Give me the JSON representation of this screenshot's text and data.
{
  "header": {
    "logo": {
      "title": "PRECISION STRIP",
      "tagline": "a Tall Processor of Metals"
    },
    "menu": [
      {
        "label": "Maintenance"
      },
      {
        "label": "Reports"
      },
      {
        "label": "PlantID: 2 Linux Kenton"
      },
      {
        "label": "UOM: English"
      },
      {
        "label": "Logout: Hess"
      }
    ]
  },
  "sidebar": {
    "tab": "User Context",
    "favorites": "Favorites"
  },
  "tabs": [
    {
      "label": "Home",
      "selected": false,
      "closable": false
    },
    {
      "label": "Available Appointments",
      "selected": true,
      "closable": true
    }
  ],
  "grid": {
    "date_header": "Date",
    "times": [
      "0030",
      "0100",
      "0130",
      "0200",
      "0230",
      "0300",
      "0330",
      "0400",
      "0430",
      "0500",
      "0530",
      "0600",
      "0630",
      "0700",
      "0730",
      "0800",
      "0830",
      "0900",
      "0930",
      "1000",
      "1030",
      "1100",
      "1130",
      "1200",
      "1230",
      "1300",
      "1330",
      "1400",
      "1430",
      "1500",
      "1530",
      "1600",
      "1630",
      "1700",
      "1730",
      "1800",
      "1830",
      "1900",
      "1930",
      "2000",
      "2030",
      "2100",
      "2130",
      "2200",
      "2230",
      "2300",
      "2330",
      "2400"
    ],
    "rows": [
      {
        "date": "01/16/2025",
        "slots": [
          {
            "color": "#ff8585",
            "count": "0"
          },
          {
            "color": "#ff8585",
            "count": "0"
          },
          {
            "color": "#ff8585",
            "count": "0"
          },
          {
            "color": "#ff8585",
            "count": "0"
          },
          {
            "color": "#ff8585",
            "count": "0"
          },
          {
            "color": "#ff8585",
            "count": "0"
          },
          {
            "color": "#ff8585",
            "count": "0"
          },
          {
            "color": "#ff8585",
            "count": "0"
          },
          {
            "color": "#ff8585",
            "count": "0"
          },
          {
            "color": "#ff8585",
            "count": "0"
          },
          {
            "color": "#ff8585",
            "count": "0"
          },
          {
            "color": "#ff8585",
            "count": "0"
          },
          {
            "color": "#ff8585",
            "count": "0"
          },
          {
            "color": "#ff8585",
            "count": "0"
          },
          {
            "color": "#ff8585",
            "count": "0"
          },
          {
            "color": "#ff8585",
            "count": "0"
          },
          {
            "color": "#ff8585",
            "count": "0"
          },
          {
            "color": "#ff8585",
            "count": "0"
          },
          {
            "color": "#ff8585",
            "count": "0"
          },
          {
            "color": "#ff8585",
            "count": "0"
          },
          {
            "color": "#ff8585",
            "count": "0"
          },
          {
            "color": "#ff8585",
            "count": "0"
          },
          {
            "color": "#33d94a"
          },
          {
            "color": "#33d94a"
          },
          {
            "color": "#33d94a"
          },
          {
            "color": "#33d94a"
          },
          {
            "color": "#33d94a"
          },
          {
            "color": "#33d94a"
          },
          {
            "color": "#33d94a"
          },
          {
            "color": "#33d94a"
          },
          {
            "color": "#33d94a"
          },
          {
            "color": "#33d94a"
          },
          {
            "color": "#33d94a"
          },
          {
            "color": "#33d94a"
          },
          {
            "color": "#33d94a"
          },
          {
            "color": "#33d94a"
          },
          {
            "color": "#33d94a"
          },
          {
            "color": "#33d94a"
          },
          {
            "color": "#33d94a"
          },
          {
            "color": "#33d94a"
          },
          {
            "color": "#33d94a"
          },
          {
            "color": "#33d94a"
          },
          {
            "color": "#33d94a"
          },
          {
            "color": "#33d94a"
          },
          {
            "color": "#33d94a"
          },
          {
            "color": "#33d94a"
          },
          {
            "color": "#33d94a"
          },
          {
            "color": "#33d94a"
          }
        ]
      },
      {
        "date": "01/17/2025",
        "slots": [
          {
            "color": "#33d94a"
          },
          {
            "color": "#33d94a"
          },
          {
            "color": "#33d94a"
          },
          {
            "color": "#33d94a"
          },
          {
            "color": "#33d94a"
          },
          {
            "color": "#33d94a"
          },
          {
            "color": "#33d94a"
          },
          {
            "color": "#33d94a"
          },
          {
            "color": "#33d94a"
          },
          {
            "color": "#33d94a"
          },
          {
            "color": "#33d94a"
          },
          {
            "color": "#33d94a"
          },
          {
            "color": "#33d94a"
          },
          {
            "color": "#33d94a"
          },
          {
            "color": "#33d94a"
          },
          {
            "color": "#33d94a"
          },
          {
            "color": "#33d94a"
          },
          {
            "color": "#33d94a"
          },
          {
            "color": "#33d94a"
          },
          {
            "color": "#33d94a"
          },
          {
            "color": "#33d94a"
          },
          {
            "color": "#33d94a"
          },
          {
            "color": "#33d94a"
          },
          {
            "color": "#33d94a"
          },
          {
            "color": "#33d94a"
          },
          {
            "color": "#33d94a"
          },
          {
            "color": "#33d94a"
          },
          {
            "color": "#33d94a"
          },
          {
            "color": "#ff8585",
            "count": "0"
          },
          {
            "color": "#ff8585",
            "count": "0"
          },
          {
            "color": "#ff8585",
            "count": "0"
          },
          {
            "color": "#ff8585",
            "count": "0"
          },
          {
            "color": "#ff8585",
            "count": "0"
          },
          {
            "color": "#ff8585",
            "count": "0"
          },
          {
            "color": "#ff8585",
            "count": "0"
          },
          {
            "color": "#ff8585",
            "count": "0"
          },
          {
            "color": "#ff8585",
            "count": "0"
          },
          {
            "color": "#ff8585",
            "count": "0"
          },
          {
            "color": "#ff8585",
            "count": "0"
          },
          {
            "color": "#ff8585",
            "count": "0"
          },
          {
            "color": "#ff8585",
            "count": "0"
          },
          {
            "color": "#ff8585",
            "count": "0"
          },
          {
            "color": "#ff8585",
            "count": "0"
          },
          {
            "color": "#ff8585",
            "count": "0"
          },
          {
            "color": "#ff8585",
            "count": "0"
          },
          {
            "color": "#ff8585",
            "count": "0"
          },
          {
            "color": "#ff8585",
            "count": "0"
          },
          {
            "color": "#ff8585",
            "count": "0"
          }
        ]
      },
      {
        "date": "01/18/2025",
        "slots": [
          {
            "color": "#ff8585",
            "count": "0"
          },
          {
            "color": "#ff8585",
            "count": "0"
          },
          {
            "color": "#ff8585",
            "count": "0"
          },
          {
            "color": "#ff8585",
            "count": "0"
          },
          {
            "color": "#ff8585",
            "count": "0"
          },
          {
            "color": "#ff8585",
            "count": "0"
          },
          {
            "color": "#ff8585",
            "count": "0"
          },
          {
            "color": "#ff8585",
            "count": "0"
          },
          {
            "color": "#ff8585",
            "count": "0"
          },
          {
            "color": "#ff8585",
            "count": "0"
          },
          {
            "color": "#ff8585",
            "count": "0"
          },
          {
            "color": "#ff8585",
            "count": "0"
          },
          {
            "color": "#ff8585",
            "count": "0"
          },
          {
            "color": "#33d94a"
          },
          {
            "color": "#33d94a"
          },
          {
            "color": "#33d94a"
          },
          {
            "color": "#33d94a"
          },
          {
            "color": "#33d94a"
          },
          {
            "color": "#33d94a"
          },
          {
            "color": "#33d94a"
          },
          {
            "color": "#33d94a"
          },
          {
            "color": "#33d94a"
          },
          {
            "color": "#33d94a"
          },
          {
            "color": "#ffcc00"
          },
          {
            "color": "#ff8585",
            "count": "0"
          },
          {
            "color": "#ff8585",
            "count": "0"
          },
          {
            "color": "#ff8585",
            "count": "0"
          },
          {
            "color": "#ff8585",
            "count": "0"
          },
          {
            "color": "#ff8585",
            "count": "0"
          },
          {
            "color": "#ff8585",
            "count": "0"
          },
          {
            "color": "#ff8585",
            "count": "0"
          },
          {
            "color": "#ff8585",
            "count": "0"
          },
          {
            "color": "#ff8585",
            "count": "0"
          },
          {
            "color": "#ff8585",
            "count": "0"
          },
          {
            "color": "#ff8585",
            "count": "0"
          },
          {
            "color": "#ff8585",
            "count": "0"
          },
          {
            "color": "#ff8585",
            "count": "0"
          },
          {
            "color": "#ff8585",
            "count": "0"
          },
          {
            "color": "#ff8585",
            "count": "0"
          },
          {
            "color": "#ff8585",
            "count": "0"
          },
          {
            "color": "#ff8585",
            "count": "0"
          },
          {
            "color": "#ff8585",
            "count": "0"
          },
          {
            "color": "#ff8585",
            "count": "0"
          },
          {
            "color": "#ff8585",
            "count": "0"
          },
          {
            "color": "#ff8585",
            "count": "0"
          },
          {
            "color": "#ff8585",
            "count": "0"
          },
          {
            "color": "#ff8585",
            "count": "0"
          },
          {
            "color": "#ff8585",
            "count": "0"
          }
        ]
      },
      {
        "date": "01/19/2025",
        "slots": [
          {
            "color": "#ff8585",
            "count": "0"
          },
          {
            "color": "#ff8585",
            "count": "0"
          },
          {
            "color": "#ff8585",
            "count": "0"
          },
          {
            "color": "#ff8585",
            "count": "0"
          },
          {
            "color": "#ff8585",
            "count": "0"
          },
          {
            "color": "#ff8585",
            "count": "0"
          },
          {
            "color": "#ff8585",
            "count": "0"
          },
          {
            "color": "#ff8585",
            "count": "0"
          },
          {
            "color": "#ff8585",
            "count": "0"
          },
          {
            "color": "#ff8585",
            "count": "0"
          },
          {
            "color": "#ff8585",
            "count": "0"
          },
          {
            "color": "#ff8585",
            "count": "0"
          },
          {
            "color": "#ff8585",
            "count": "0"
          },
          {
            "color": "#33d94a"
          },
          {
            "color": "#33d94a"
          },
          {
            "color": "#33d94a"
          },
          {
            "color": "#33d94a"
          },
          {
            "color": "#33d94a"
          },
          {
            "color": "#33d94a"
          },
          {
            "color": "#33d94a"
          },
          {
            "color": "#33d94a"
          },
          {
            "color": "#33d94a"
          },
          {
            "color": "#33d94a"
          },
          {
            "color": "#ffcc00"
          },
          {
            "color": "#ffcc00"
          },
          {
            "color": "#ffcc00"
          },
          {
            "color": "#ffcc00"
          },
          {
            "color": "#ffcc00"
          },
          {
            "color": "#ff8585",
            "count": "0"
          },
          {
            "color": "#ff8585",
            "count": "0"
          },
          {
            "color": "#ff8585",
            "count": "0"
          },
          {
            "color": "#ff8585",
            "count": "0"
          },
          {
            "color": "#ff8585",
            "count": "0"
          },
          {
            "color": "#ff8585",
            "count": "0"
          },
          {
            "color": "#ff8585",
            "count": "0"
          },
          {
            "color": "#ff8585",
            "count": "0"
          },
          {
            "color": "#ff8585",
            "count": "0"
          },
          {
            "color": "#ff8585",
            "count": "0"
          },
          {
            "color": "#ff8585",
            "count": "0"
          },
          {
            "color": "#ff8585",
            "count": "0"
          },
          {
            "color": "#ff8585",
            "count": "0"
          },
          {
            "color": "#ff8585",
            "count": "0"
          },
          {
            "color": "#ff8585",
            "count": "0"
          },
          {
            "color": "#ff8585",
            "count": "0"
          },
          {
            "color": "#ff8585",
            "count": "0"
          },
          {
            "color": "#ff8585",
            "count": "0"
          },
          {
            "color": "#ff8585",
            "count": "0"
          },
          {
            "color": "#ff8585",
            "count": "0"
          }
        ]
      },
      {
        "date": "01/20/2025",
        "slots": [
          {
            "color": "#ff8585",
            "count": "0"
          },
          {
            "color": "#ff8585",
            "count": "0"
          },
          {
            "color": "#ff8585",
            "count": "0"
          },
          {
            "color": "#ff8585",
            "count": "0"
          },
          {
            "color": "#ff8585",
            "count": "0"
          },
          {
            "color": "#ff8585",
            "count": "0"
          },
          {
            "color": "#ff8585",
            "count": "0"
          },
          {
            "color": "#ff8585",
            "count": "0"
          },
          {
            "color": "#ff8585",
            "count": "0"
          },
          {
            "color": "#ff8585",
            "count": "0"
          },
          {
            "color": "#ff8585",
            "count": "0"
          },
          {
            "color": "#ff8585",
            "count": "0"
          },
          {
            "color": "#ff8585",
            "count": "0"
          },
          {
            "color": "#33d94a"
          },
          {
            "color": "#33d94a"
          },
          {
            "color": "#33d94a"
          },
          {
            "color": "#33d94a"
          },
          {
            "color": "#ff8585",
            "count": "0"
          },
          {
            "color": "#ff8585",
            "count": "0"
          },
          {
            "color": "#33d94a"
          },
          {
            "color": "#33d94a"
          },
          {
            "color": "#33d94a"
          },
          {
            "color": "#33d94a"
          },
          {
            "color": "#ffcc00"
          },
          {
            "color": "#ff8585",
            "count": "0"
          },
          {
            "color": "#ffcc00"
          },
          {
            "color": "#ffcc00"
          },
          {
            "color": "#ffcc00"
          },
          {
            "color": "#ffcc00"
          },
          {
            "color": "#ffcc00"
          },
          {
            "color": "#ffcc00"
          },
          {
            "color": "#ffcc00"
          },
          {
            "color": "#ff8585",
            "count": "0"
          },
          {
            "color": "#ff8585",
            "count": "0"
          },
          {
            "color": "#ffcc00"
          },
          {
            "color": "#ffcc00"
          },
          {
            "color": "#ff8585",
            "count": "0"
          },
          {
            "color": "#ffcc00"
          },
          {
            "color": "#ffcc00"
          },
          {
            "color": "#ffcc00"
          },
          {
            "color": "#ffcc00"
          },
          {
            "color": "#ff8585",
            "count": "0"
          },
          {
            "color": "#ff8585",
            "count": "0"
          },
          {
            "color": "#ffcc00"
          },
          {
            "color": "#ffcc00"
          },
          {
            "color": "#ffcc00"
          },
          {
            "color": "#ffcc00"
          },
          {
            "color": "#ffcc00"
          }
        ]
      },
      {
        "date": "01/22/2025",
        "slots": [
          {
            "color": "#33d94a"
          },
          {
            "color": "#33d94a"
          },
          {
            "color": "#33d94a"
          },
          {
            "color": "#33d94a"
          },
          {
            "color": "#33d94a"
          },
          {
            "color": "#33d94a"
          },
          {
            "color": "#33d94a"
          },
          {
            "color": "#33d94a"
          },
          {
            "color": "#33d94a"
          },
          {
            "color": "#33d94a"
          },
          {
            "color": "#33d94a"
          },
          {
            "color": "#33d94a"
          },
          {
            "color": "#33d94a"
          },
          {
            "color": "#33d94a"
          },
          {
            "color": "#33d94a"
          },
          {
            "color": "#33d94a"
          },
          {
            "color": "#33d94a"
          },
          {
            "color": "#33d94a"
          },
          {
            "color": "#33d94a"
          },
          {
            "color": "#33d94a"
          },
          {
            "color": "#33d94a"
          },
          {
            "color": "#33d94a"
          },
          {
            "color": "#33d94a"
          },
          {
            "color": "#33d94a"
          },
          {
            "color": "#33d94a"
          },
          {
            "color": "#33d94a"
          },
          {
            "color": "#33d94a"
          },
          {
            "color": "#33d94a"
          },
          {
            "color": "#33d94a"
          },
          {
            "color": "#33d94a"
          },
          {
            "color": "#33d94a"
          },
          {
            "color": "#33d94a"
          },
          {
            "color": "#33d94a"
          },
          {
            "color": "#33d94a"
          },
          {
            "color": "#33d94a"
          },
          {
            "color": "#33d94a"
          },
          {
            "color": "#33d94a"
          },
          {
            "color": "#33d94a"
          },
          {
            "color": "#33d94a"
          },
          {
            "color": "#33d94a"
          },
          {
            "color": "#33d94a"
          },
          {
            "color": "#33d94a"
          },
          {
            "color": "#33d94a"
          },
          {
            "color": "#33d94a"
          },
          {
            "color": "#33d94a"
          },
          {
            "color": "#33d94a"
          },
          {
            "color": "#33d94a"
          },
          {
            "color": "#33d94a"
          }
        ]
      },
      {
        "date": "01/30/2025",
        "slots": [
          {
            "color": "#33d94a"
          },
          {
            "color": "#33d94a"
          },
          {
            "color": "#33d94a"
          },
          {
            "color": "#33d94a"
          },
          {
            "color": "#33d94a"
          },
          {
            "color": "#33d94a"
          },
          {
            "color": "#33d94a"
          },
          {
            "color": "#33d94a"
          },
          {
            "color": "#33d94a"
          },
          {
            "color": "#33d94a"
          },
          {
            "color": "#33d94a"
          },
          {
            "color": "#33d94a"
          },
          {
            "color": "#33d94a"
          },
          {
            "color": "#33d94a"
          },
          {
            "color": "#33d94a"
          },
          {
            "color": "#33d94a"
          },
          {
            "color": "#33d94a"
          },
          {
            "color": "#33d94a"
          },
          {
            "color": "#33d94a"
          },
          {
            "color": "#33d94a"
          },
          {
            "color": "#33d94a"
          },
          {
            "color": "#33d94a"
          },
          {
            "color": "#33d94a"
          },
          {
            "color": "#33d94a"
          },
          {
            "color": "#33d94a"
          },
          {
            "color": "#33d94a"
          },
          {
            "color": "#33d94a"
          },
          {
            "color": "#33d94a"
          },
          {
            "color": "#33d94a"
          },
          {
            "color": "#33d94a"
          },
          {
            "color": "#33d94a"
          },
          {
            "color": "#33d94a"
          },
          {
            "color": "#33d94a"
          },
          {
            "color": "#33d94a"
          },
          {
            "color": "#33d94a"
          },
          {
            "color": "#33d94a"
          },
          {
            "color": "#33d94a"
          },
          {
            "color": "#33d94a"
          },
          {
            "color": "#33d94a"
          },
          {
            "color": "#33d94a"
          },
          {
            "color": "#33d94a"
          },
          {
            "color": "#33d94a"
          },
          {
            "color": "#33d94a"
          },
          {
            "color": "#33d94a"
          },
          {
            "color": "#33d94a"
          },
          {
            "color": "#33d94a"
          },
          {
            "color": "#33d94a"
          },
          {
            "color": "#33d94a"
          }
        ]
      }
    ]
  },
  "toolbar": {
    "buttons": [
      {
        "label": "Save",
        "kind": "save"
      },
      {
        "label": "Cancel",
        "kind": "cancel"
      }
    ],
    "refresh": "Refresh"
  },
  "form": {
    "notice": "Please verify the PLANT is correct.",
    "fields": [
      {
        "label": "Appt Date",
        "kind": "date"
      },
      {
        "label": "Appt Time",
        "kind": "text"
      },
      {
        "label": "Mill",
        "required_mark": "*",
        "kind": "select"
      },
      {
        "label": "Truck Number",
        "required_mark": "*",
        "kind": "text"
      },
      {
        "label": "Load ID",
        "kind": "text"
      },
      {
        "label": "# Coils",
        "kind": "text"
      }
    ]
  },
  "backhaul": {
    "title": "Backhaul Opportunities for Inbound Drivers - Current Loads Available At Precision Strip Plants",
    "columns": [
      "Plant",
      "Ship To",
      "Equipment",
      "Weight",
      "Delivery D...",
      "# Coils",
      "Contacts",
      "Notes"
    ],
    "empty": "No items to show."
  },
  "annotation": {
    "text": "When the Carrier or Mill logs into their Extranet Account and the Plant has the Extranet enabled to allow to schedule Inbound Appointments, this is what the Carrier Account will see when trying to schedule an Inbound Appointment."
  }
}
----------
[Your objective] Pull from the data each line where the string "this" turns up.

[Exercise answer]
Give me the JSON representation of this screenshot's text and data.
    "text": "When the Carrier or Mill logs into their Extranet Account and the Plant has the Extranet enabled to allow to schedule Inbound Appointments, this is what the Carrier Account will see when trying to schedule an Inbound Appointment."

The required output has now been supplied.